Berry fully explores the strong linearity of relief printing to great effect. Yet preparing multiple blocks for a single image also allows her to print uninterrupted areas of color, as exemplified in her three renderings of Horseshoe Crab. The versions use different colors and numbers of blocks, thus allowing for expressive variations in detail and mood. The blue version illustrated here suggests an aquatic environment, and includes recognizable horseshoe crab anatomy, such as the animal’s carapace, pincers, and distinct outline. Yet Berry treats them like abstracted compositional elements and enlivens the overall arrangement with decorative patterning, while suggesting volume with white detailing. All three versions use the same unusual horizontal format. These particular prints began a more abstract phase for the artist, in which she has explored the surface of prints more than their content.
Holly Meade received her BFA in painting from the Rhode Island School of Design but developed an interest in woodblock printing after attending a workshop at the Haystack Mountain School of Crafts in 2002. Her prints have been shown at many galleries and art centers throughout New England, and several are in the collection of the Portland Museum of Art. Meade has illustrated more than thirty children’s books, some of which she also wrote. She was awarded two residencies by the Heliker-LaHotan Foundation and is represented by Courthouse Gallery Fine Art in Ellsworth.
Holly Meade lives in rural Maine, where she sees all kinds of fauna—“They rise out of my life,” she says. Yet animals are not her only subject matter, which also includes figurative work and scenes of farming and fishing. The artist maintains that she occasionally wakes up with an image in her mind “without knowing where it came from.” Meade thinks visually, and image, narrative, and autobiography often merge in her work. One can assume this in the depictions of an older woman comforting a younger one, the bouquet of flowers in a vase shaped like a female torso, and the print entitled Woman Dressed as a Mermaid Pursued by Shark Dressed as a Man. Meade describes her interest in creating images as “the desire to uncover the life beneath our lives, that dimension of spiritual integrity that I believe lives in each of us—an uncovering that will never end and never really uncover.”
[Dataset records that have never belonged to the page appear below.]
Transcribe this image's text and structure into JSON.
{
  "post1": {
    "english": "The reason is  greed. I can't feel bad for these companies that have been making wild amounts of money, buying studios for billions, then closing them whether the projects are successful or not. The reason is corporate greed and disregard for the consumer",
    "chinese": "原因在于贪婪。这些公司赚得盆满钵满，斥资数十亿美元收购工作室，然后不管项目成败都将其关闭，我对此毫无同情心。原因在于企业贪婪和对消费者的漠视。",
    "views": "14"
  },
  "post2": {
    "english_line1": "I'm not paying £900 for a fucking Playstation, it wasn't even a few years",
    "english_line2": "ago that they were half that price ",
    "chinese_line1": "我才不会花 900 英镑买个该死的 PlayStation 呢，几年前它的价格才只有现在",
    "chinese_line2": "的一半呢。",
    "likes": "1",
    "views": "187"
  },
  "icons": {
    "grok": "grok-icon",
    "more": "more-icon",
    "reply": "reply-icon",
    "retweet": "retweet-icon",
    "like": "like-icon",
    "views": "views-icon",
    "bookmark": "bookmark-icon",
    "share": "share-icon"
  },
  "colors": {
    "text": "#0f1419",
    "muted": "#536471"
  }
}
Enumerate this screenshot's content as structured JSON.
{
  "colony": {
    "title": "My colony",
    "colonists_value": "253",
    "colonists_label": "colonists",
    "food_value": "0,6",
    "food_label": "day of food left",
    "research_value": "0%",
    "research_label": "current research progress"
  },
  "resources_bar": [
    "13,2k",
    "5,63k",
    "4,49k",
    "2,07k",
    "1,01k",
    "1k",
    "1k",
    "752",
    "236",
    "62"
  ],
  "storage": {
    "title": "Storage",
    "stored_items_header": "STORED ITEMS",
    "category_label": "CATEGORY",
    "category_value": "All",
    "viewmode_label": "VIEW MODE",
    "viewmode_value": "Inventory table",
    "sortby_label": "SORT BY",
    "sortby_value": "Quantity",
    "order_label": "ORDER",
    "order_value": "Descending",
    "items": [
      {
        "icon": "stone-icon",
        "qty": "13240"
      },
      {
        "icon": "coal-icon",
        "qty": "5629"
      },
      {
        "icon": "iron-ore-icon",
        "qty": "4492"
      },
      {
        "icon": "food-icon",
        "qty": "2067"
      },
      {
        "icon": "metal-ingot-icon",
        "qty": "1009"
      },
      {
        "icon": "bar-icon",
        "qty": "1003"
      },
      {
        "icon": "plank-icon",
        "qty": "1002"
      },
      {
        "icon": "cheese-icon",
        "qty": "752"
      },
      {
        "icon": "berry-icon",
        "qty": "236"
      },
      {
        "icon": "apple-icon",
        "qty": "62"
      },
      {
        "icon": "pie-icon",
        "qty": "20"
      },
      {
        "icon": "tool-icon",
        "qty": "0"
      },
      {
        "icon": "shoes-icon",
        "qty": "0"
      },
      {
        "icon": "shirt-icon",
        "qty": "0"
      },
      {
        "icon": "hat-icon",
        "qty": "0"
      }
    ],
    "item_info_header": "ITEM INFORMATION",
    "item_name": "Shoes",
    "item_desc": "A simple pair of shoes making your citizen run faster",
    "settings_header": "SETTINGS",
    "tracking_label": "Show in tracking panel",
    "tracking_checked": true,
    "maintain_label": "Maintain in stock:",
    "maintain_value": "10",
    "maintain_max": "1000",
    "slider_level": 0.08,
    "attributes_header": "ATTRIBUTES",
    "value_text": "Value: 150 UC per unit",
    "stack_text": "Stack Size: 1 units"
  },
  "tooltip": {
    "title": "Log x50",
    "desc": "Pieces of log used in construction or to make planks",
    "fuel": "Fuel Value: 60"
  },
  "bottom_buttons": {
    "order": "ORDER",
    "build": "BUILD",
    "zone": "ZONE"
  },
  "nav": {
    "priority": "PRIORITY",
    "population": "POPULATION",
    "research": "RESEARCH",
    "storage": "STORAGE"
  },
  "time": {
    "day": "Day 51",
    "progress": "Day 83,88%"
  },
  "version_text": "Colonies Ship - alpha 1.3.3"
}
Meade uses woodblock and linoleum printing, often combining the two to add color and compositional layering. Most of her work features a central scene or motif with little or no contextual background, but she sometimes purposefully leaves traces of the carving process to add texture and animation. Her line work is strong and bold, and her compositions give a measure of importance to the edges that convey an unstudied quality. These characteristics and her use of a red chop, or wooden stamp, of her initials pay homage to Japanese woodcuts.
In Porcupine, the rodent seemingly moves through the space of the print as if caught in mid-stride, surreptitiously turning its head to look at us. The fact that its tail did not quite make it into the picture, the lift of its front paws, and the direction of its quills, as well as the markings in the background, all support the illusion of a forward motion. While stylized, this delightful and humorous portrayal seems to capture the animal’s spirit perfectly.